July we have spent much time researching wind turbines in general, and the
situation in Prattsburgh in particular. Unlike traditional power plants that take up
a few acres all in one place, the Global project will spread out over thousands
of acres of land. Unlike wind projects
The Town of Prattsburgh has declined to take a regulatory role in this project, which means that after Global passes the SEQRA review, the company, which has as its bottom line its own economic interests, will be free to site its towers wherever it chooses to do so. Global has obtained leases from local people, many of whom were not fully aware when they signed those leases just how extensive this project would be. I have spoken to at least one lease signer who did not understand the legalities when she signed and now wishes she hadn’t.
While the SEQRA review is currently concerned
with the Global project, it must not be seen in a vacuum. Global is planning to put up about 50 towers
and so is Ecogen, a real estate developer based in

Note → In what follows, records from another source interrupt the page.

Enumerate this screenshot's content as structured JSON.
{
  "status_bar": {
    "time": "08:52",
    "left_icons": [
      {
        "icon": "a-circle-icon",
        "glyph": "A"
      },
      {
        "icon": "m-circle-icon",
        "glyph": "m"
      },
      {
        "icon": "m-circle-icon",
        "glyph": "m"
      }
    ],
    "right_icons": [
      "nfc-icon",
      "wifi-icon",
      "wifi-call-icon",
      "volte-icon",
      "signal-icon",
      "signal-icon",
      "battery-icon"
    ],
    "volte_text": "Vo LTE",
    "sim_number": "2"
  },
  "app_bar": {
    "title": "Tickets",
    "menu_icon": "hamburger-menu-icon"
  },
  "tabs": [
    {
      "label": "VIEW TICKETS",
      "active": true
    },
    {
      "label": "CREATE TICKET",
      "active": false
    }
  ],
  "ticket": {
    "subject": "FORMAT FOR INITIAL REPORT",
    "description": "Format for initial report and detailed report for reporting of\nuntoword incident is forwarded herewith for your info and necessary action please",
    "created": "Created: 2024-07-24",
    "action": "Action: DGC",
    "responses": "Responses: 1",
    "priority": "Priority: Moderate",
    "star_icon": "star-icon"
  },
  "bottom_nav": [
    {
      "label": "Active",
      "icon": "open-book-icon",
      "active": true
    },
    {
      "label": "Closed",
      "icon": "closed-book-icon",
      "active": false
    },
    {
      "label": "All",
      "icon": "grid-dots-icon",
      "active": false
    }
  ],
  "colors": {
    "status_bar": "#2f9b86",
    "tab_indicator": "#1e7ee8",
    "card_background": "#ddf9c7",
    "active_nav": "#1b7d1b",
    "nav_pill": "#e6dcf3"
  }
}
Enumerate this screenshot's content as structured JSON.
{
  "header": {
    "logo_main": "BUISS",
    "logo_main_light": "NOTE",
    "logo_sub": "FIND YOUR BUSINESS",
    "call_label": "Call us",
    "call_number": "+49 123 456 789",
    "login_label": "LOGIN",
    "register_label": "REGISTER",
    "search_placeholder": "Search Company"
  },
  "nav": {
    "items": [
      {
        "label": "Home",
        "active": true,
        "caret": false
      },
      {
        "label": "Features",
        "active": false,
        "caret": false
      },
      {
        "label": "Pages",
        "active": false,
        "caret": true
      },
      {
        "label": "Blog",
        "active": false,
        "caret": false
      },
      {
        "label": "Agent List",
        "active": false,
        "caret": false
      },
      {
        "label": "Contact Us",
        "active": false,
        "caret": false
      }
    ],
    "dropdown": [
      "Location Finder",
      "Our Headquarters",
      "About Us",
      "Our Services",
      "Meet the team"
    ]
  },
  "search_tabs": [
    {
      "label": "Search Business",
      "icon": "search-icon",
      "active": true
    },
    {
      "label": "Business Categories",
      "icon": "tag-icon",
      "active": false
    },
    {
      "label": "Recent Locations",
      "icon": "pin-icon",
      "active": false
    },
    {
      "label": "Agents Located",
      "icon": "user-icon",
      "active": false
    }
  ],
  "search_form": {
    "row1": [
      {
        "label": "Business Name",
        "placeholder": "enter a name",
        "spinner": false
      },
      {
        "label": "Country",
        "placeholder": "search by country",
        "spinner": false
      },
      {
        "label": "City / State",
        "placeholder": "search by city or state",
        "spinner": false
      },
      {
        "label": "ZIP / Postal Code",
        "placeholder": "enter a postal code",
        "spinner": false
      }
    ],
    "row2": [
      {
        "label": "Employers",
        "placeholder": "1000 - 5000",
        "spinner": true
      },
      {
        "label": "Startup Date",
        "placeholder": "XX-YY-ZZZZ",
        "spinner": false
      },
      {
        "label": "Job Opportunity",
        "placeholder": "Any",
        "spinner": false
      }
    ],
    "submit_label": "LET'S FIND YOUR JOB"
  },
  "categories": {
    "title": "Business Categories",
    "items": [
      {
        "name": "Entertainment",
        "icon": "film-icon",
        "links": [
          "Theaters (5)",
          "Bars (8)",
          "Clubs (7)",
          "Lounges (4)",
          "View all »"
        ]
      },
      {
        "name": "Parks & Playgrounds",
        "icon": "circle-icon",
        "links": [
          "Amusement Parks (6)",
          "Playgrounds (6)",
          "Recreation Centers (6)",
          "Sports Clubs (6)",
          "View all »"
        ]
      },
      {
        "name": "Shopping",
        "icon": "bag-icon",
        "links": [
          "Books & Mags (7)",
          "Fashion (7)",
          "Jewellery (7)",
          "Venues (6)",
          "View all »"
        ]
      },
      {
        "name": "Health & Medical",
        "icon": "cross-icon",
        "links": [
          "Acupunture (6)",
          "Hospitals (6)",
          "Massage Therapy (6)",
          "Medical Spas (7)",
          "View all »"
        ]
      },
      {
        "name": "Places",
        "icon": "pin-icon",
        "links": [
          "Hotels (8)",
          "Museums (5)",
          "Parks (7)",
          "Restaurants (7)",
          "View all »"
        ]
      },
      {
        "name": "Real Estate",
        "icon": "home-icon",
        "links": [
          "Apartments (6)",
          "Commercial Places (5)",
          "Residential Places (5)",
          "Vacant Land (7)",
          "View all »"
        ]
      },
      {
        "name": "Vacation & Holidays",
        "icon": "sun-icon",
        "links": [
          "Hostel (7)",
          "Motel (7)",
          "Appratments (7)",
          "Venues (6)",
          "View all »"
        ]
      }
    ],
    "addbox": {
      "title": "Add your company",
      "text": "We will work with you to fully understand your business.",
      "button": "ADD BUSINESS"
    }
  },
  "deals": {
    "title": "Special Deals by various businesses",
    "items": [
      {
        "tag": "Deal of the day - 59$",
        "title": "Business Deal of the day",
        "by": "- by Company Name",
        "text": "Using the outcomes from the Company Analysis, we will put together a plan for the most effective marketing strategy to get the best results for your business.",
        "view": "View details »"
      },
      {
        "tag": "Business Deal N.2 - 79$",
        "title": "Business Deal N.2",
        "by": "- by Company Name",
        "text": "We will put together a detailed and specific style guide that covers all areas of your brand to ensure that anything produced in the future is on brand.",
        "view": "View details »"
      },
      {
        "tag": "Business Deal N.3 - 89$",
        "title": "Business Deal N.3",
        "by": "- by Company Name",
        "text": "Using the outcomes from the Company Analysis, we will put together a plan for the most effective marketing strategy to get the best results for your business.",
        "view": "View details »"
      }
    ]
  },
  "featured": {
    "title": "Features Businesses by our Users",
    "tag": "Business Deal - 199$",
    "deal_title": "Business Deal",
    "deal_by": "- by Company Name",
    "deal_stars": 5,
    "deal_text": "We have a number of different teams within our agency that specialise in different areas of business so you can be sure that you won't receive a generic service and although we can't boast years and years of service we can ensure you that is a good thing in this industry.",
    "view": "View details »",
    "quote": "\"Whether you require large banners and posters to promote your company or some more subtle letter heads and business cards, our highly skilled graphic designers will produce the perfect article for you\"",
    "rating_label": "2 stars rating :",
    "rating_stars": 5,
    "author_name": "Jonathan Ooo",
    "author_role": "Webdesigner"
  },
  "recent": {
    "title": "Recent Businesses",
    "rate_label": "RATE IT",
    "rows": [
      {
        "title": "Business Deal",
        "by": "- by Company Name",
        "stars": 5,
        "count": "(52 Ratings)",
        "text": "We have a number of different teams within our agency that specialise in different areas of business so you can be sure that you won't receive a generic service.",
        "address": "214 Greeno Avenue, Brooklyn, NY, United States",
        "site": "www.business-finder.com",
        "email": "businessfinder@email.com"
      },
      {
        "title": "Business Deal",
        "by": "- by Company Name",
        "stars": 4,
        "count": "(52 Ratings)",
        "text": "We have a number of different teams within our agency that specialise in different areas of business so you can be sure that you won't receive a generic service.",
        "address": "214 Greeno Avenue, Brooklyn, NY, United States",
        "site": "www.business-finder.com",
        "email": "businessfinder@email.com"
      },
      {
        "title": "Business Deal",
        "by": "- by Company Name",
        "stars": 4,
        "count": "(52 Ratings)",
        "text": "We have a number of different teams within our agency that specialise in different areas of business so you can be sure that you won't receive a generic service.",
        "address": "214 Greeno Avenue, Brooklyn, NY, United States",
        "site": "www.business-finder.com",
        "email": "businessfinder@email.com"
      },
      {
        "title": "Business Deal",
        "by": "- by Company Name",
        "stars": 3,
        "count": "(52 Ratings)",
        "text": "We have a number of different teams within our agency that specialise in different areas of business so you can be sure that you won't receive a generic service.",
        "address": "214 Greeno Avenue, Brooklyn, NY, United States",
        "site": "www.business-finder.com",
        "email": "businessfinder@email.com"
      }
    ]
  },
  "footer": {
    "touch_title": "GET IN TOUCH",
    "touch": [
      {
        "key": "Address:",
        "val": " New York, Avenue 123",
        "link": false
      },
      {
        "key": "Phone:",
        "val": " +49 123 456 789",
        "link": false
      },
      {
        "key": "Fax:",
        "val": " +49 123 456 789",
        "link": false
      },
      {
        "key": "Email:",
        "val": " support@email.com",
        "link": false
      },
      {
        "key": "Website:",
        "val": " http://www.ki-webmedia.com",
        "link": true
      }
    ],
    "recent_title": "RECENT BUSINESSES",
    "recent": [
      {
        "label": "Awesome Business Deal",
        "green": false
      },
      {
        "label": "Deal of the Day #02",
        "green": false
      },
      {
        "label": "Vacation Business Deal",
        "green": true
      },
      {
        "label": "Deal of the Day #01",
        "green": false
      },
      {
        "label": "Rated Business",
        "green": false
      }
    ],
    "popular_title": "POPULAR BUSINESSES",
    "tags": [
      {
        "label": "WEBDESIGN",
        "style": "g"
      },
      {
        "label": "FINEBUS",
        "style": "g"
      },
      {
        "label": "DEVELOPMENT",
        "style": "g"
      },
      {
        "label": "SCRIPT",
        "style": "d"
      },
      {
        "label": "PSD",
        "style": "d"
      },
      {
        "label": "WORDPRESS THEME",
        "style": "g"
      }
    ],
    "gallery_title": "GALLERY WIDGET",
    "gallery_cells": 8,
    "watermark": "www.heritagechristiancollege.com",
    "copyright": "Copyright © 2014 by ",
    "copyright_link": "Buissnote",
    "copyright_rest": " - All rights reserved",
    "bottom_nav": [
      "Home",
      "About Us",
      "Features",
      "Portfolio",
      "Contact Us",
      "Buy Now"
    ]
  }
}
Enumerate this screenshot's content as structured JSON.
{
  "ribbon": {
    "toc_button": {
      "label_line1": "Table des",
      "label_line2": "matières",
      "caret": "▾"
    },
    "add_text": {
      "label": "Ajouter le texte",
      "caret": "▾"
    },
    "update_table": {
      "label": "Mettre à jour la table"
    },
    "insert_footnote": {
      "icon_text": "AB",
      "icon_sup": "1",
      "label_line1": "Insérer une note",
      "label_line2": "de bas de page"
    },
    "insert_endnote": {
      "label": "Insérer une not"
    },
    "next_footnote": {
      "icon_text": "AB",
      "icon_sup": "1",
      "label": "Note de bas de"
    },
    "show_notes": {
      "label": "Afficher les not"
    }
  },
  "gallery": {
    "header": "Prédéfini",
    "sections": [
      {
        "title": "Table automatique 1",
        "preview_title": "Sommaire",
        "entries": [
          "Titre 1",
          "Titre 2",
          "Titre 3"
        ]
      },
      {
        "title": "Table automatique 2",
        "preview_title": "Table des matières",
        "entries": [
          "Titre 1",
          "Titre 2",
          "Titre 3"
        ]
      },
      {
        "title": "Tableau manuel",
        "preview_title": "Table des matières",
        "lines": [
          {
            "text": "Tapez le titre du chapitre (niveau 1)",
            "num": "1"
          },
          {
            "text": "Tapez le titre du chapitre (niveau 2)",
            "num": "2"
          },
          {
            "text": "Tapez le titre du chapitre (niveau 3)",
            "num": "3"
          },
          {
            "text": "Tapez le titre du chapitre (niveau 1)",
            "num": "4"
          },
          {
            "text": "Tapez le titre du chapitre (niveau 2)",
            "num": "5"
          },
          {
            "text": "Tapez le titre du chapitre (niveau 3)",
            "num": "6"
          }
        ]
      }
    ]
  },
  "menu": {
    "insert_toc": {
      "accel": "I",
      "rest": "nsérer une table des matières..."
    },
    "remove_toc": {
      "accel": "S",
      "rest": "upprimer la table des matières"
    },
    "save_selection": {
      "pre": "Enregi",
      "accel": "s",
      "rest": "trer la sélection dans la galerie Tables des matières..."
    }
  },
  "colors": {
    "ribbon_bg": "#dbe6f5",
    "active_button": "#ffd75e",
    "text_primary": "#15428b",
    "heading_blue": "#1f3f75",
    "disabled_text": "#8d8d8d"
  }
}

The wind company representative waves aside all of our concerns, but this is consistent with the attitude of wind companies around the world. For example, the representative told us not to worry about noise because there is new technology that will take care of that. This is exactly what people have been told for the past 15 years in other locations. Then the towers are built, the neighbors can’t stand the noise and there is nothing anyone can do. We are concerned about the noise, bird kill, the lights, the flicker effect from the blades, ice throw, blade throw and the potential problems to our well water from the cement foundations. (Global still does not know how deep they will be, but we have been told that they could go as deep as fifty feet).
We are concerned about lightening strikes, especially since the towers are in the woods. The clear cutting will disturb the woods and streams and the wildlife in this area. The degradation of the scenic views from as far as twenty miles away will affect neighboring counties and towns, as well as interfere with the beauty of scenic trails and nature preserves. We’ve been told not to worry about a decline in property values, but it’s hard to believe that huge noisy turbines with their flashing lights will not detract from our homes’ values in an area where people come to vacation.
I and others are writing to NYSERDA, urging them to conduct an environmental impact study on each and every site where Global plans to build. Each site will have its own unique characteristics that should be taken into account before Global is given state money. Since the town is taking no responsibility to protect the environment, it falls to NYSERDA, as lead agent for SEQRA, to be as thorough as possible.
This project should be regulated. The size of each turbine, the number of combined turbines from two projects in excess of 100, the land involved, the noninvolvement of the public, the noncompliance to suggested NYSERDA guidelines by NYSERDA, and the announcement by Governor Pataki as to Windfarm Prattsburgh’s existence prior to informing the people of the town have left the residents of the economically challenged Town of Prattsburgh without representation.
Very truly yours,